You Can’t Get Everything From a Book

Wetenschap in de praktijk

To those who think that all that scientists do is sit in ivory towers and write up theories: try living a day in the life of an MA student of Urban Management and Development (UMD) at the IHS (Institute for Housing and Urban Development Studies). These students try to use their knowledge in making for a more sustainable city.

TEXT: Loes Singeling-van der Voort
PHOTO: © Claudia Broekhoff

 

MA students Maja Mercina (32, from Slovenia) and Joan Lyons (23, from the U.S.) were in for a surprise when they went to the Feijenoord neighbourhood for a workshop Action Planning. In the course of this workshop they had to identify – and develop a solving strategy – for an urban problem. ‘But in talking to people we realised we didn’t want to change that much,’ says Maja. ‘We wanted to promote the neighbourhood as it was, with its curious mix of people of all backgrounds.’

Action Planning, taught by Carolina Lunetta, and the more in-depth specialisation course Urban Strategies and Planning (USP) – taught by Els Keunen – are classes designed to bring the UMD students in touch with the city. ‘Urban planning isn’t just about theoretical plan, but also about the process. How do you involve stakeholders, how do you develop ideas in collaboration?’ explains Lunetta. ‘Students learn the theories in class, and then get to apply those theories in the city itself – they get to make the connection between practice and theory.’
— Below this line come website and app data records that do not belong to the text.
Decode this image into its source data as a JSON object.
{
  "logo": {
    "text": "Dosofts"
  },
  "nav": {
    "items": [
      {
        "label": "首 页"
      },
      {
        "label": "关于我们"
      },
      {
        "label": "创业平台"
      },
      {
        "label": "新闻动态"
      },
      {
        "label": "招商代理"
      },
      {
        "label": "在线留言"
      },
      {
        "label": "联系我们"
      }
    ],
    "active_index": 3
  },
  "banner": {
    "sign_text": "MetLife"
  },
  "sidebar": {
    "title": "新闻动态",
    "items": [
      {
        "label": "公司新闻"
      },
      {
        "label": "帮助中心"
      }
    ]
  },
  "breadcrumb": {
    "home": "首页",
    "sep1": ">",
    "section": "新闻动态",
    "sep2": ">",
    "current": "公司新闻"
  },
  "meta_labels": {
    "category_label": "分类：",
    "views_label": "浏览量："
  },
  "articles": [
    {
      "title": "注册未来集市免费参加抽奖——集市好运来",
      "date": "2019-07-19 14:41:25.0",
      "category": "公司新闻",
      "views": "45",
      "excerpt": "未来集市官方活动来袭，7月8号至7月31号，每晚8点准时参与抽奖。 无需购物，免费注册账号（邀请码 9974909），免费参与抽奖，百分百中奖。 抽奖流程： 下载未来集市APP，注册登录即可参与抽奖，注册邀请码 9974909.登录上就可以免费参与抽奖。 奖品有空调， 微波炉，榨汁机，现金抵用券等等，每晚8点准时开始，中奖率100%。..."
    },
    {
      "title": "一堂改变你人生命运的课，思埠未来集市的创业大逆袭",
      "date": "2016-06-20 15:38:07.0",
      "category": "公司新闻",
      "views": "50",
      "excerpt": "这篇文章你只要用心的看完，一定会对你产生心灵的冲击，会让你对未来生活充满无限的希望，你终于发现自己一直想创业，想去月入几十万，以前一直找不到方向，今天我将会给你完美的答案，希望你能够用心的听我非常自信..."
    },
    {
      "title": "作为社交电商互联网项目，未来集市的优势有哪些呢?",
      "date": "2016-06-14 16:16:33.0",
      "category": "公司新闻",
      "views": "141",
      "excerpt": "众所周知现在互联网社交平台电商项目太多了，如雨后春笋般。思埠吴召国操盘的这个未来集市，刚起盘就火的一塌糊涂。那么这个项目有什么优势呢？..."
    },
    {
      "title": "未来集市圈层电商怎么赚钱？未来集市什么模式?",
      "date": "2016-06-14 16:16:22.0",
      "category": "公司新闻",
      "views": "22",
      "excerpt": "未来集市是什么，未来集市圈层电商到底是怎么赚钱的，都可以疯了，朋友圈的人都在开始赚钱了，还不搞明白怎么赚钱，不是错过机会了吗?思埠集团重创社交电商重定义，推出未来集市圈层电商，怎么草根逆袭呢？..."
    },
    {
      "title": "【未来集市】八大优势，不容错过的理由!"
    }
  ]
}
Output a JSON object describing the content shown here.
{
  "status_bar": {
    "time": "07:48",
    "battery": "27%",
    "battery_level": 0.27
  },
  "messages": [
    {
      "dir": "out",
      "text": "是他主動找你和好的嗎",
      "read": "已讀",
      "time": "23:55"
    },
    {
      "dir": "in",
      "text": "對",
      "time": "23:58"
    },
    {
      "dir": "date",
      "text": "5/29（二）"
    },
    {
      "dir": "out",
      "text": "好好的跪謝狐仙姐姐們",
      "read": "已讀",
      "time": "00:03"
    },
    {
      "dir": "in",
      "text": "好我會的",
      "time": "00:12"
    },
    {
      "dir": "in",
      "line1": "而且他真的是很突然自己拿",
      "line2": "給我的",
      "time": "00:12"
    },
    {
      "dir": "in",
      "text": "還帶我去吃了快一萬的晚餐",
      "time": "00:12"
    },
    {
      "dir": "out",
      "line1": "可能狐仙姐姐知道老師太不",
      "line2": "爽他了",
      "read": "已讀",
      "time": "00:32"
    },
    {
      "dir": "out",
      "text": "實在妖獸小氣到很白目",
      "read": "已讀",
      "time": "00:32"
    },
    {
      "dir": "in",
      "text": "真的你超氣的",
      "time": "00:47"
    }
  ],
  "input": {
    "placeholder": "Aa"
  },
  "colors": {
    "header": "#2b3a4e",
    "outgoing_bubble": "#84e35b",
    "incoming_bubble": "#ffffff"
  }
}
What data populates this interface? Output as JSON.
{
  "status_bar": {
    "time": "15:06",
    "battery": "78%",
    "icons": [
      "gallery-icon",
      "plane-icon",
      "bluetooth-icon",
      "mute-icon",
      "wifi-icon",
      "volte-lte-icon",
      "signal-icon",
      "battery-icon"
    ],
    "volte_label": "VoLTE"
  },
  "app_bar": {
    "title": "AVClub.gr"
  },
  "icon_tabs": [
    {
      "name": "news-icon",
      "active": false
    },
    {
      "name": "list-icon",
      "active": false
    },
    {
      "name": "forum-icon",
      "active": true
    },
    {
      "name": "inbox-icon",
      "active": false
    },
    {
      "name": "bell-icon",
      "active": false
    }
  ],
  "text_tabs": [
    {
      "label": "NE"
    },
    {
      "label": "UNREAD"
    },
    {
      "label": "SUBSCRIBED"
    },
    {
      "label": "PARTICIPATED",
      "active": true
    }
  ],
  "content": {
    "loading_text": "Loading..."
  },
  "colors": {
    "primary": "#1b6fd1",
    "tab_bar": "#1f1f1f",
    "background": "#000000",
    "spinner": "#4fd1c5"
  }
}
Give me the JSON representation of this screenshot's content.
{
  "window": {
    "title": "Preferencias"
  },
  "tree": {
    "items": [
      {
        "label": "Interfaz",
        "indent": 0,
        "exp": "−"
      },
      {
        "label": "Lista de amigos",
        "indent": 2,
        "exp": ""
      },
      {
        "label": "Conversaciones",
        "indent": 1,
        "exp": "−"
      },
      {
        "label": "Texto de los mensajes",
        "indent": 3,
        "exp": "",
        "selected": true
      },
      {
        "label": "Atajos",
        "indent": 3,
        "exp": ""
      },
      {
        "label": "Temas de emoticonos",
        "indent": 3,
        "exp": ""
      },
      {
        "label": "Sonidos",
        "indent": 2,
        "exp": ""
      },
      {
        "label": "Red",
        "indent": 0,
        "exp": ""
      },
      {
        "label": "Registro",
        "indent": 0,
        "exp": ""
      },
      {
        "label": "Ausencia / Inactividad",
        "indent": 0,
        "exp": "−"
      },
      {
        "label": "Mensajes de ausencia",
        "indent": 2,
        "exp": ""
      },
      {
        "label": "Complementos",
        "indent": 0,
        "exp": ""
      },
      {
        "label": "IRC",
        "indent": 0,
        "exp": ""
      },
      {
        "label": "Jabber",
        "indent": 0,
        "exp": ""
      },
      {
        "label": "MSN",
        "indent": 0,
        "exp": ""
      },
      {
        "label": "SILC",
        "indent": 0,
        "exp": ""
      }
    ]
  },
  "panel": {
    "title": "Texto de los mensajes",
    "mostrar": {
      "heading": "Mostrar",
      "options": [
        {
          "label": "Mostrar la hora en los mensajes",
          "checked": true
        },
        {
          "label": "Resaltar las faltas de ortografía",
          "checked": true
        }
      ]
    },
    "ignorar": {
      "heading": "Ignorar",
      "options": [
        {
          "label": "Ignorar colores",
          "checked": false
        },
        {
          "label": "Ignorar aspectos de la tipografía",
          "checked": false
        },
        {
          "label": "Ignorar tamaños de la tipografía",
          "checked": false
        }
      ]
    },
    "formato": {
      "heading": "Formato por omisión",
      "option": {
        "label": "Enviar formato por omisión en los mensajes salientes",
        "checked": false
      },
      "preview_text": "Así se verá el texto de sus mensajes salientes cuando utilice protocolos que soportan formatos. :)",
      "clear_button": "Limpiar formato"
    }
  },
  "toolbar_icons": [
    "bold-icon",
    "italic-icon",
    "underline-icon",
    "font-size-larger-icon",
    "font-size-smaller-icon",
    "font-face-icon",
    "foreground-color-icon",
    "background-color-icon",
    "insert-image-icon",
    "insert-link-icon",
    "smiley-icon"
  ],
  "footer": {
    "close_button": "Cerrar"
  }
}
Students were at times surprised at what they learned during their more practical classes. For example: Feijenoord doesn’t have a very good reputation, but the students found that the people of the neighbourhood were open and welcoming, and that a sense of belonging kept them together. In Joan’s group, the discovery was made that a lot of women migrants have trouble with finding ways of participating in society. ‘That’s why our goal was to set up a self-managing interest group that would give the women the chance to organise their own programmes, ones that were relevant to their own environments.’

Another thing that the students noticed during the USP specialisation course, which held the theme of ‘Food and the City’, was that there wasn’t a good connection between locally produced food and the people themselves. Joan: ‘So much of Dutch food is exported. But at the same time there’s people who don’t have access to quality food.’ Maja: ‘We often talk about how good locally produced food is, or how good organic food is, but not everyone can afford that locally produced food.’

At the end of the specialisation students came up with a list of actions that the local government can take to minimise food waste and improve access to food. They presented their work at a congress – organised by the students themselves – where they’d invited several concerned parties. Joan: ‘We learned how to get in touch with stakeholders, what it means to set up a plan and how to keep it relevant for everyone involved.’

While the question remains of whether the students’ plans will actually be realised, Joan and Maja have learned a lot. Joan, for example, is currently taking an MA class where she’s applying certain aspects of USP specialisation. Maja: ‘We’ve learned so much and have expanded our network by going out into the world. It’s a very important part of the specialisation. You can’t get everything from a book.’

  • Who: Carolina Lunetta, Maja Mercina, Els Keunen & Joan Lyons.

  • ‘It’s wonderful that students get out of the classroom and meet people from different backgrounds. The work they do is good publicity for the neighbourhood.’